» **The data**
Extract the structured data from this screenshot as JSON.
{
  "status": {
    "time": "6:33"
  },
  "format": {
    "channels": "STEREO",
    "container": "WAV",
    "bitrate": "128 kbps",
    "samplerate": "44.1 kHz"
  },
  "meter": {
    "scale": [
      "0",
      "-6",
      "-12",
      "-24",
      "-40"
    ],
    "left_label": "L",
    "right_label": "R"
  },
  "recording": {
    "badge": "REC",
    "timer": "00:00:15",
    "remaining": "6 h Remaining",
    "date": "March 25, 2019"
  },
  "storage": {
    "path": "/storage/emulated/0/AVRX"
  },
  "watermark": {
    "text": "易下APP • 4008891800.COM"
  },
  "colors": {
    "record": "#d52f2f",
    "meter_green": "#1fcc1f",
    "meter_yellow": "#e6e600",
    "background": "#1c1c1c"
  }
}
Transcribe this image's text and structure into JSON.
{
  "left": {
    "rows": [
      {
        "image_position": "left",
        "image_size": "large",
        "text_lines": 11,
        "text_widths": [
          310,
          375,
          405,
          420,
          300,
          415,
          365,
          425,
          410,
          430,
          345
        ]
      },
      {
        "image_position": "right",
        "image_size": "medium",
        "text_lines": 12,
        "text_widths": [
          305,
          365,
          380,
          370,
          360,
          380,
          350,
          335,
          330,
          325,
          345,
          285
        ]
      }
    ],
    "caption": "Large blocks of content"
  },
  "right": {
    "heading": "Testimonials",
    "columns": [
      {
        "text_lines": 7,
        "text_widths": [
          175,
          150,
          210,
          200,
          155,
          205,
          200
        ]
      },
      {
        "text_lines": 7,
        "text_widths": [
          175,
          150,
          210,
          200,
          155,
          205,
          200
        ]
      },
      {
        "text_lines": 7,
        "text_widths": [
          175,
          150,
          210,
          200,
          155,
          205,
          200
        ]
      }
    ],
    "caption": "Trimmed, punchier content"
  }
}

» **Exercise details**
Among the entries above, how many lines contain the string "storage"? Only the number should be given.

» **Task answer**
2